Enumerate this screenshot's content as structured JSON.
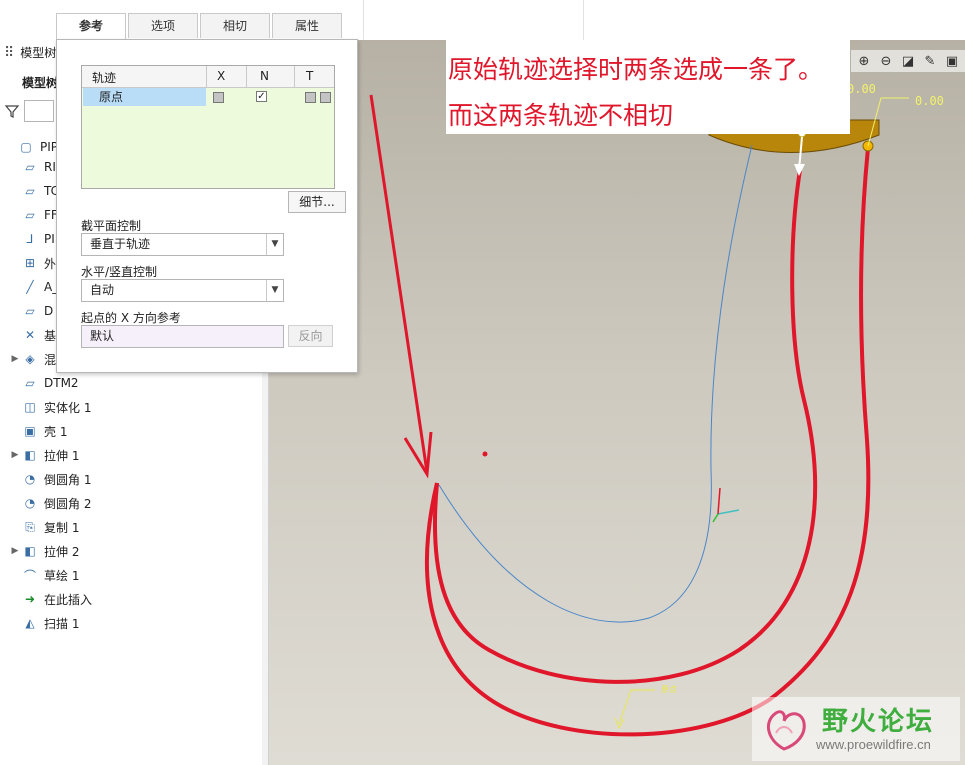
{
  "tabs": [
    {
      "label": "参考",
      "active": true
    },
    {
      "label": "选项",
      "active": false
    },
    {
      "label": "相切",
      "active": false
    },
    {
      "label": "属性",
      "active": false
    }
  ],
  "tree": {
    "header": "模型树",
    "subheader": "模型树",
    "items": [
      {
        "label": "PIPE-",
        "icon": "part-icon",
        "expand": false
      },
      {
        "label": "RI",
        "icon": "plane-icon",
        "expand": false
      },
      {
        "label": "TC",
        "icon": "plane-icon",
        "expand": false
      },
      {
        "label": "FF",
        "icon": "plane-icon",
        "expand": false
      },
      {
        "label": "PI",
        "icon": "csys-icon",
        "expand": false
      },
      {
        "label": "外",
        "icon": "external-icon",
        "expand": false
      },
      {
        "label": "A_",
        "icon": "axis-icon",
        "expand": false
      },
      {
        "label": "D",
        "icon": "plane-icon",
        "expand": false
      },
      {
        "label": "基",
        "icon": "datum-point-icon",
        "expand": false
      },
      {
        "label": "混",
        "icon": "blend-icon",
        "expand": true
      },
      {
        "label": "DTM2",
        "icon": "plane-icon",
        "expand": false
      },
      {
        "label": "实体化 1",
        "icon": "solidify-icon",
        "expand": false
      },
      {
        "label": "壳 1",
        "icon": "shell-icon",
        "expand": false
      },
      {
        "label": "拉伸 1",
        "icon": "extrude-icon",
        "expand": true
      },
      {
        "label": "倒圆角 1",
        "icon": "round-icon",
        "expand": false
      },
      {
        "label": "倒圆角 2",
        "icon": "round-icon",
        "expand": false
      },
      {
        "label": "复制 1",
        "icon": "copy-icon",
        "expand": false
      },
      {
        "label": "拉伸 2",
        "icon": "extrude-icon",
        "expand": true
      },
      {
        "label": "草绘 1",
        "icon": "sketch-icon",
        "expand": false
      },
      {
        "label": "在此插入",
        "icon": "insert-here-icon",
        "expand": false
      },
      {
        "label": "扫描 1",
        "icon": "sweep-icon",
        "expand": false
      }
    ]
  },
  "panel": {
    "grid": {
      "columns": [
        "轨迹",
        "X",
        "N",
        "T"
      ],
      "rows": [
        {
          "name": "原点",
          "x": "unchecked",
          "n": "checked",
          "t": "unchecked"
        }
      ]
    },
    "details_button": "细节...",
    "section_label": "截平面控制",
    "section_value": "垂直于轨迹",
    "hv_label": "水平/竖直控制",
    "hv_value": "自动",
    "xdir_label": "起点的 X 方向参考",
    "xdir_value": "默认",
    "flip_button": "反向"
  },
  "annotation": {
    "line1": "原始轨迹选择时两条选成一条了。",
    "line2": "而这两条轨迹不相切"
  },
  "viewport": {
    "dim_left": "0.00",
    "dim_right": "0.00",
    "origin_label": "原点",
    "trajectory_color": "#e0162b",
    "curve_color": "#4a86c8"
  },
  "watermark": {
    "name": "野火论坛",
    "url": "www.proewildfire.cn"
  }
}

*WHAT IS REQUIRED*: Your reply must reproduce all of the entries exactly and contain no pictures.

*ANSWER SPACE*:
Enumerate this screenshot's content as structured JSON.
{
  "tabs": [
    {
      "label": "参考",
      "active": true
    },
    {
      "label": "选项",
      "active": false
    },
    {
      "label": "相切",
      "active": false
    },
    {
      "label": "属性",
      "active": false
    }
  ],
  "tree": {
    "header": "模型树",
    "subheader": "模型树",
    "items": [
      {
        "label": "PIPE-",
        "icon": "part-icon",
        "expand": false
      },
      {
        "label": "RI",
        "icon": "plane-icon",
        "expand": false
      },
      {
        "label": "TC",
        "icon": "plane-icon",
        "expand": false
      },
      {
        "label": "FF",
        "icon": "plane-icon",
        "expand": false
      },
      {
        "label": "PI",
        "icon": "csys-icon",
        "expand": false
      },
      {
        "label": "外",
        "icon": "external-icon",
        "expand": false
      },
      {
        "label": "A_",
        "icon": "axis-icon",
        "expand": false
      },
      {
        "label": "D",
        "icon": "plane-icon",
        "expand": false
      },
      {
        "label": "基",
        "icon": "datum-point-icon",
        "expand": false
      },
      {
        "label": "混",
        "icon": "blend-icon",
        "expand": true
      },
      {
        "label": "DTM2",
        "icon": "plane-icon",
        "expand": false
      },
      {
        "label": "实体化 1",
        "icon": "solidify-icon",
        "expand": false
      },
      {
        "label": "壳 1",
        "icon": "shell-icon",
        "expand": false
      },
      {
        "label": "拉伸 1",
        "icon": "extrude-icon",
        "expand": true
      },
      {
        "label": "倒圆角 1",
        "icon": "round-icon",
        "expand": false
      },
      {
        "label": "倒圆角 2",
        "icon": "round-icon",
        "expand": false
      },
      {
        "label": "复制 1",
        "icon": "copy-icon",
        "expand": false
      },
      {
        "label": "拉伸 2",
        "icon": "extrude-icon",
        "expand": true
      },
      {
        "label": "草绘 1",
        "icon": "sketch-icon",
        "expand": false
      },
      {
        "label": "在此插入",
        "icon": "insert-here-icon",
        "expand": false
      },
      {
        "label": "扫描 1",
        "icon": "sweep-icon",
        "expand": false
      }
    ]
  },
  "panel": {
    "grid": {
      "columns": [
        "轨迹",
        "X",
        "N",
        "T"
      ],
      "rows": [
        {
          "name": "原点",
          "x": "unchecked",
          "n": "checked",
          "t": "unchecked"
        }
      ]
    },
    "details_button": "细节...",
    "section_label": "截平面控制",
    "section_value": "垂直于轨迹",
    "hv_label": "水平/竖直控制",
    "hv_value": "自动",
    "xdir_label": "起点的 X 方向参考",
    "xdir_value": "默认",
    "flip_button": "反向"
  },
  "annotation": {
    "line1": "原始轨迹选择时两条选成一条了。",
    "line2": "而这两条轨迹不相切"
  },
  "viewport": {
    "dim_left": "0.00",
    "dim_right": "0.00",
    "origin_label": "原点",
    "trajectory_color": "#e0162b",
    "curve_color": "#4a86c8"
  },
  "watermark": {
    "name": "野火论坛",
    "url": "www.proewildfire.cn"
  }
}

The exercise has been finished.